→ EXERCISE INSTRUCTIONS: Quote the records below in full, exactly as given, with the images taken out.

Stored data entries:
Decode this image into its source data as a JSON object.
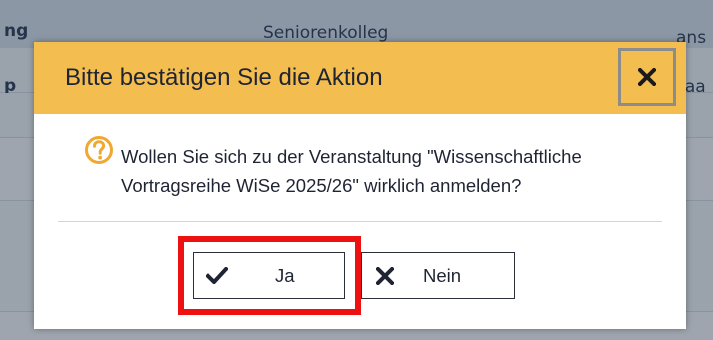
{
  "background": {
    "header_left": "ng",
    "header_center": "Seniorenkolleg",
    "row1_left": "p",
    "row1_right": "ans",
    "row2_right": "saa"
  },
  "dialog": {
    "title": "Bitte bestätigen Sie die Aktion",
    "close_icon": "close-x-icon",
    "question_icon": "question-circle-icon",
    "message": "Wollen Sie sich zu der Veranstaltung \"Wissenschaftliche Vortragsreihe WiSe 2025/26\" wirklich anmelden?",
    "buttons": {
      "yes_label": "Ja",
      "yes_icon": "checkmark-icon",
      "no_label": "Nein",
      "no_icon": "x-icon"
    }
  },
  "colors": {
    "titlebar": "#f3bd50",
    "question_icon": "#f0a830",
    "highlight": "#ee1111"
  }
}
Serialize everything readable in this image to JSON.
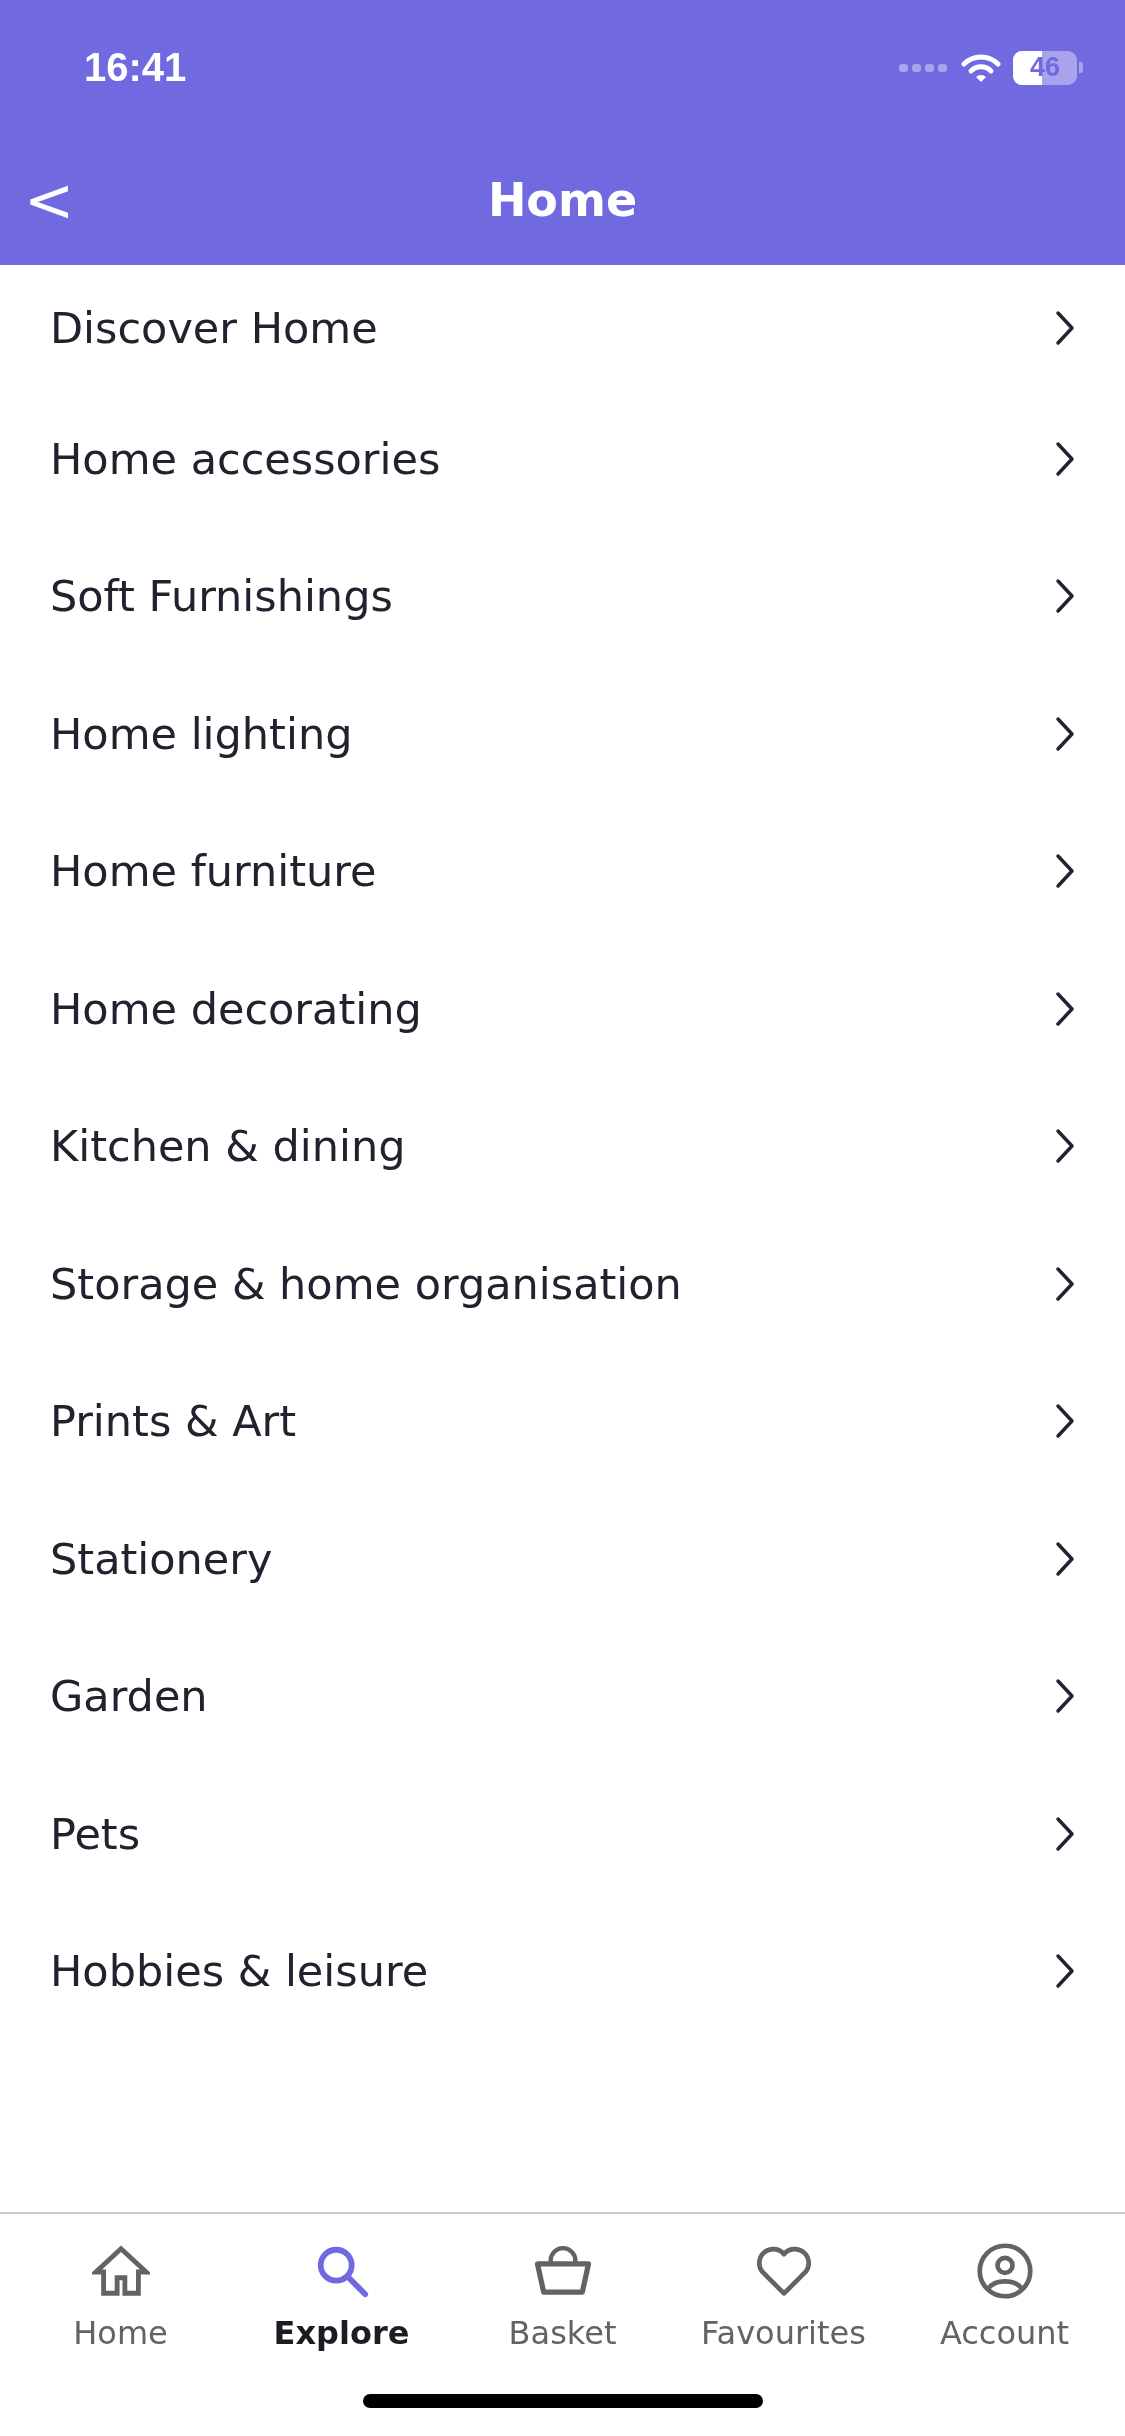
{
  "status_bar": {
    "time": "16:41",
    "battery": "46"
  },
  "header": {
    "back": "<",
    "title": "Home"
  },
  "categories": [
    {
      "label": "Discover Home"
    },
    {
      "label": "Home accessories"
    },
    {
      "label": "Soft Furnishings"
    },
    {
      "label": "Home lighting"
    },
    {
      "label": "Home furniture"
    },
    {
      "label": "Home decorating"
    },
    {
      "label": "Kitchen & dining"
    },
    {
      "label": "Storage & home organisation"
    },
    {
      "label": "Prints & Art"
    },
    {
      "label": "Stationery"
    },
    {
      "label": "Garden"
    },
    {
      "label": "Pets"
    },
    {
      "label": "Hobbies & leisure"
    }
  ],
  "tab_bar": [
    {
      "label": "Home",
      "selected": false
    },
    {
      "label": "Explore",
      "selected": true
    },
    {
      "label": "Basket",
      "selected": false
    },
    {
      "label": "Favourites",
      "selected": false
    },
    {
      "label": "Account",
      "selected": false
    }
  ]
}
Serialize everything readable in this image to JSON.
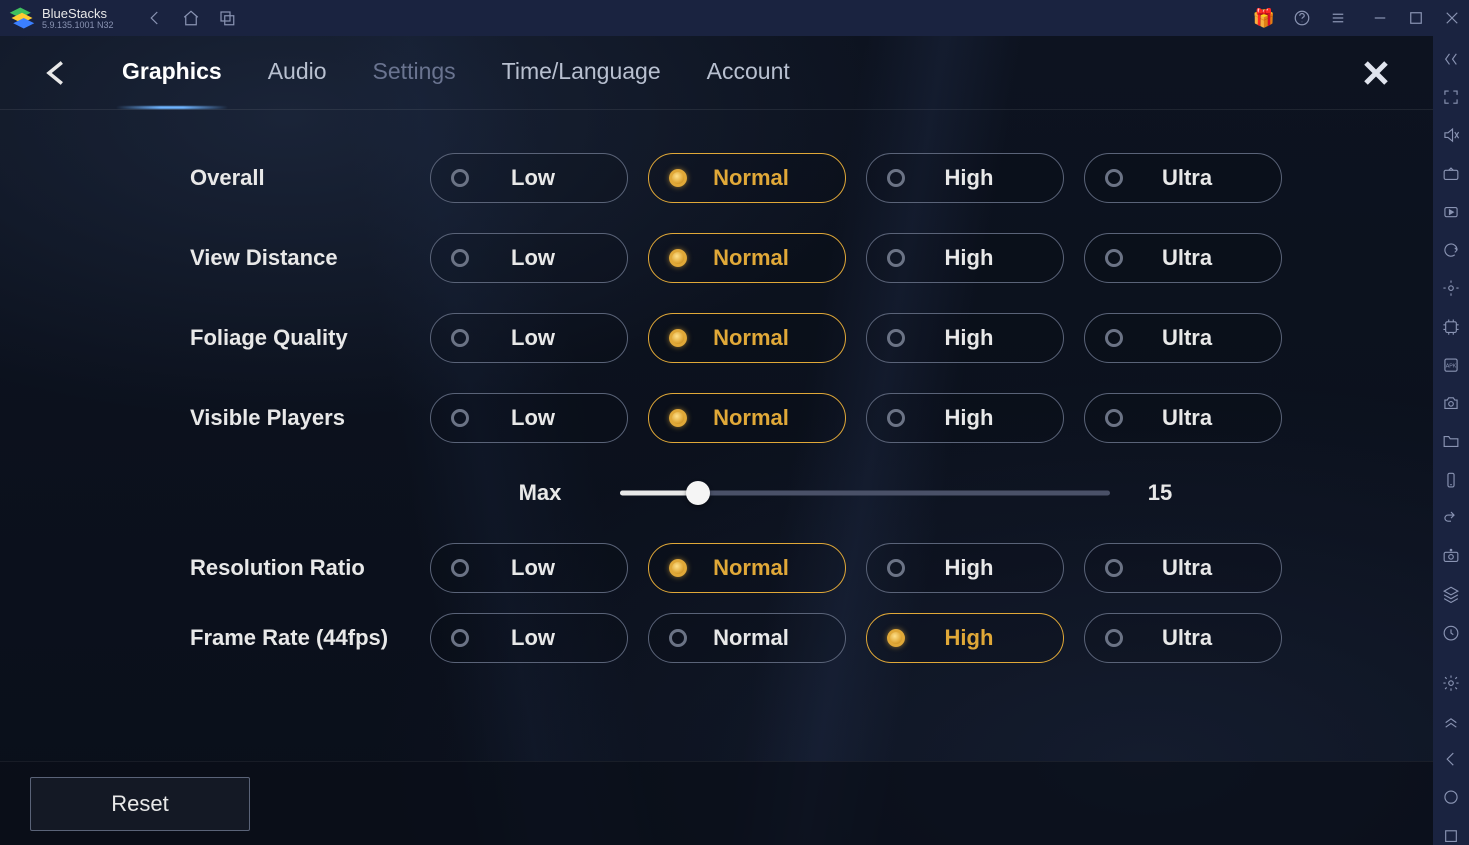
{
  "app": {
    "name": "BlueStacks",
    "version": "5.9.135.1001  N32"
  },
  "tabs": {
    "items": [
      {
        "label": "Graphics",
        "active": true
      },
      {
        "label": "Audio",
        "active": false
      },
      {
        "label": "Settings",
        "active": false,
        "dim": true
      },
      {
        "label": "Time/Language",
        "active": false
      },
      {
        "label": "Account",
        "active": false
      }
    ]
  },
  "options": [
    "Low",
    "Normal",
    "High",
    "Ultra"
  ],
  "settings": [
    {
      "key": "overall",
      "label": "Overall",
      "selected": 1
    },
    {
      "key": "view_distance",
      "label": "View Distance",
      "selected": 1
    },
    {
      "key": "foliage_quality",
      "label": "Foliage Quality",
      "selected": 1
    },
    {
      "key": "visible_players",
      "label": "Visible Players",
      "selected": 1
    },
    {
      "key": "resolution_ratio",
      "label": "Resolution Ratio",
      "selected": 1
    },
    {
      "key": "frame_rate",
      "label": "Frame Rate (44fps)",
      "selected": 2
    }
  ],
  "slider": {
    "label": "Max",
    "value": "15",
    "percent": 16
  },
  "footer": {
    "reset": "Reset"
  }
}
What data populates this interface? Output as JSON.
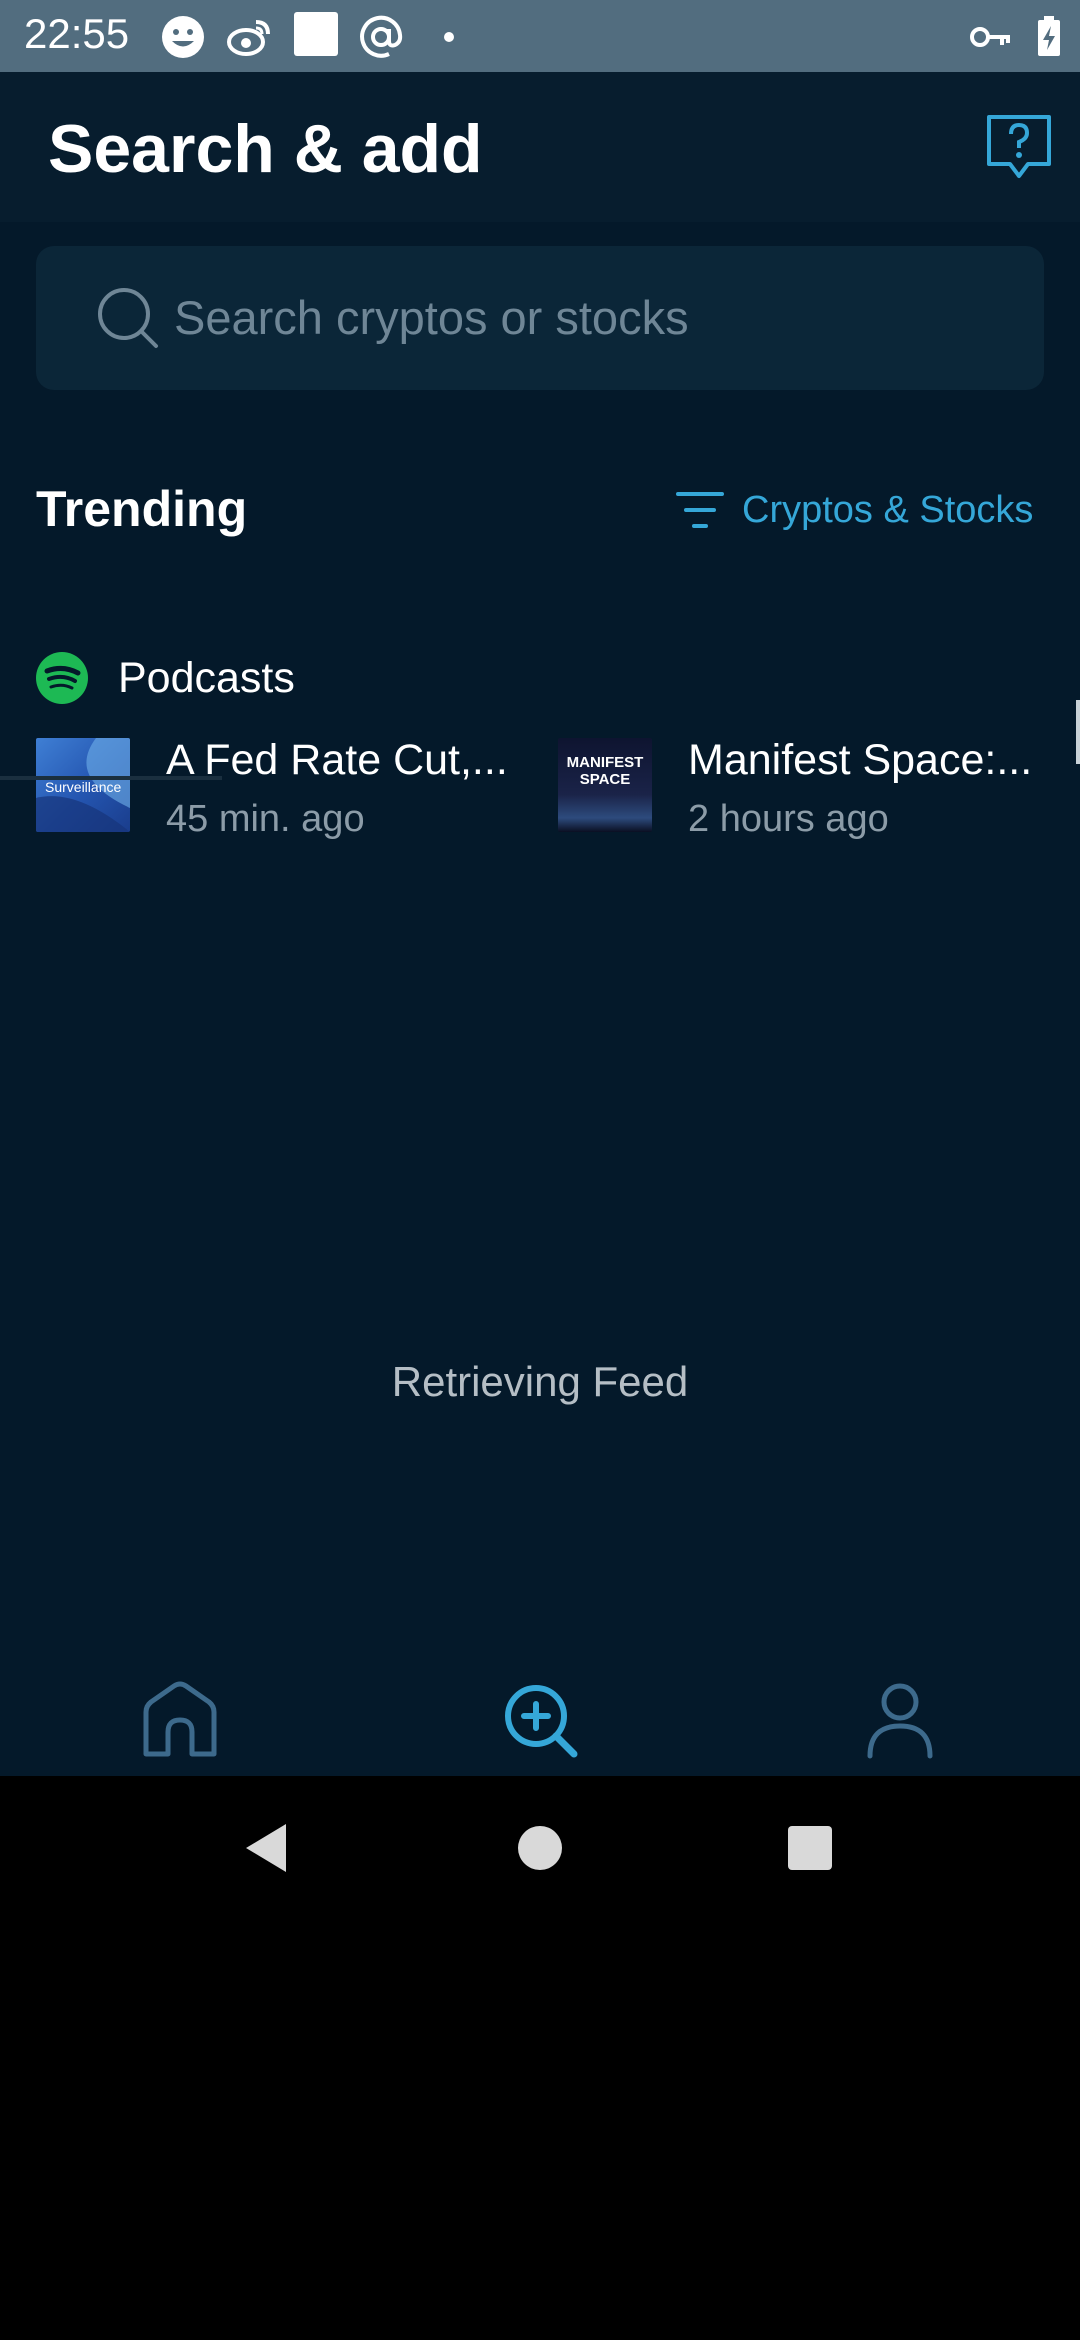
{
  "status_bar": {
    "time": "22:55",
    "icons": [
      "smiley-icon",
      "weibo-icon",
      "square-icon",
      "at-sign-icon",
      "dot-icon",
      "vpn-key-icon",
      "battery-charging-icon"
    ]
  },
  "header": {
    "title": "Search & add",
    "help_icon": "help-question-icon"
  },
  "search": {
    "placeholder": "Search cryptos or stocks"
  },
  "trending": {
    "title": "Trending",
    "filter_label": "Cryptos & Stocks"
  },
  "podcasts": {
    "label": "Podcasts",
    "items": [
      {
        "title": "A Fed Rate Cut,...",
        "time": "45 min. ago",
        "thumb_text": "Surveillance"
      },
      {
        "title": "Manifest Space:...",
        "time": "2 hours ago",
        "thumb_text": "MANIFEST SPACE"
      }
    ]
  },
  "feed": {
    "status": "Retrieving Feed"
  },
  "bottom_nav": {
    "tabs": [
      "home-icon",
      "search-add-icon",
      "profile-icon"
    ],
    "active": "search-add-icon"
  },
  "colors": {
    "status_bar": "#526d7f",
    "background": "#04192a",
    "accent": "#35a7d8",
    "muted_text": "#8c9ca8",
    "spotify_green": "#1db954"
  }
}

→ OUTPUT OF THE EXERCISE:
Decode this image into its source data as a JSON object.
{
  "background": {
    "header_left": "ng",
    "header_center": "Seniorenkolleg",
    "row1_left": "p",
    "row1_right": "ans",
    "row2_right": "saa"
  },
  "dialog": {
    "title": "Bitte bestätigen Sie die Aktion",
    "close_icon": "close-x-icon",
    "question_icon": "question-circle-icon",
    "message": "Wollen Sie sich zu der Veranstaltung \"Wissenschaftliche Vortragsreihe WiSe 2025/26\" wirklich anmelden?",
    "buttons": {
      "yes_label": "Ja",
      "yes_icon": "checkmark-icon",
      "no_label": "Nein",
      "no_icon": "x-icon"
    }
  },
  "colors": {
    "titlebar": "#f3bd50",
    "question_icon": "#f0a830",
    "highlight": "#ee1111"
  }
}
Serialize everything readable in this image to JSON.
{
  "status_bar": {
    "time": "16:41",
    "battery": "46"
  },
  "header": {
    "back": "<",
    "title": "Home"
  },
  "categories": [
    {
      "label": "Discover Home"
    },
    {
      "label": "Home accessories"
    },
    {
      "label": "Soft Furnishings"
    },
    {
      "label": "Home lighting"
    },
    {
      "label": "Home furniture"
    },
    {
      "label": "Home decorating"
    },
    {
      "label": "Kitchen & dining"
    },
    {
      "label": "Storage & home organisation"
    },
    {
      "label": "Prints & Art"
    },
    {
      "label": "Stationery"
    },
    {
      "label": "Garden"
    },
    {
      "label": "Pets"
    },
    {
      "label": "Hobbies & leisure"
    }
  ],
  "tab_bar": [
    {
      "label": "Home",
      "selected": false
    },
    {
      "label": "Explore",
      "selected": true
    },
    {
      "label": "Basket",
      "selected": false
    },
    {
      "label": "Favourites",
      "selected": false
    },
    {
      "label": "Account",
      "selected": false
    }
  ]
}
Serialize everything readable in this image to JSON.
{
  "app": {
    "name": "BlueStacks",
    "version": "5.9.135.1001  N32"
  },
  "tabs": {
    "items": [
      {
        "label": "Graphics",
        "active": true
      },
      {
        "label": "Audio",
        "active": false
      },
      {
        "label": "Settings",
        "active": false,
        "dim": true
      },
      {
        "label": "Time/Language",
        "active": false
      },
      {
        "label": "Account",
        "active": false
      }
    ]
  },
  "options": [
    "Low",
    "Normal",
    "High",
    "Ultra"
  ],
  "settings": [
    {
      "key": "overall",
      "label": "Overall",
      "selected": 1
    },
    {
      "key": "view_distance",
      "label": "View Distance",
      "selected": 1
    },
    {
      "key": "foliage_quality",
      "label": "Foliage Quality",
      "selected": 1
    },
    {
      "key": "visible_players",
      "label": "Visible Players",
      "selected": 1
    },
    {
      "key": "resolution_ratio",
      "label": "Resolution Ratio",
      "selected": 1
    },
    {
      "key": "frame_rate",
      "label": "Frame Rate (44fps)",
      "selected": 2
    }
  ],
  "slider": {
    "label": "Max",
    "value": "15",
    "percent": 16
  },
  "footer": {
    "reset": "Reset"
  }
}
What data populates this interface? Output as JSON.
{
  "status_bar": {
    "time": "22:55",
    "icons": [
      "smiley-icon",
      "weibo-icon",
      "square-icon",
      "at-sign-icon",
      "dot-icon",
      "vpn-key-icon",
      "battery-charging-icon"
    ]
  },
  "header": {
    "title": "Search & add",
    "help_icon": "help-question-icon"
  },
  "search": {
    "placeholder": "Search cryptos or stocks"
  },
  "trending": {
    "title": "Trending",
    "filter_label": "Cryptos & Stocks"
  },
  "podcasts": {
    "label": "Podcasts",
    "items": [
      {
        "title": "A Fed Rate Cut,...",
        "time": "45 min. ago",
        "thumb_text": "Surveillance"
      },
      {
        "title": "Manifest Space:...",
        "time": "2 hours ago",
        "thumb_text": "MANIFEST SPACE"
      }
    ]
  },
  "feed": {
    "status": "Retrieving Feed"
  },
  "bottom_nav": {
    "tabs": [
      "home-icon",
      "search-add-icon",
      "profile-icon"
    ],
    "active": "search-add-icon"
  },
  "colors": {
    "status_bar": "#526d7f",
    "background": "#04192a",
    "accent": "#35a7d8",
    "muted_text": "#8c9ca8",
    "spotify_green": "#1db954"
  }
}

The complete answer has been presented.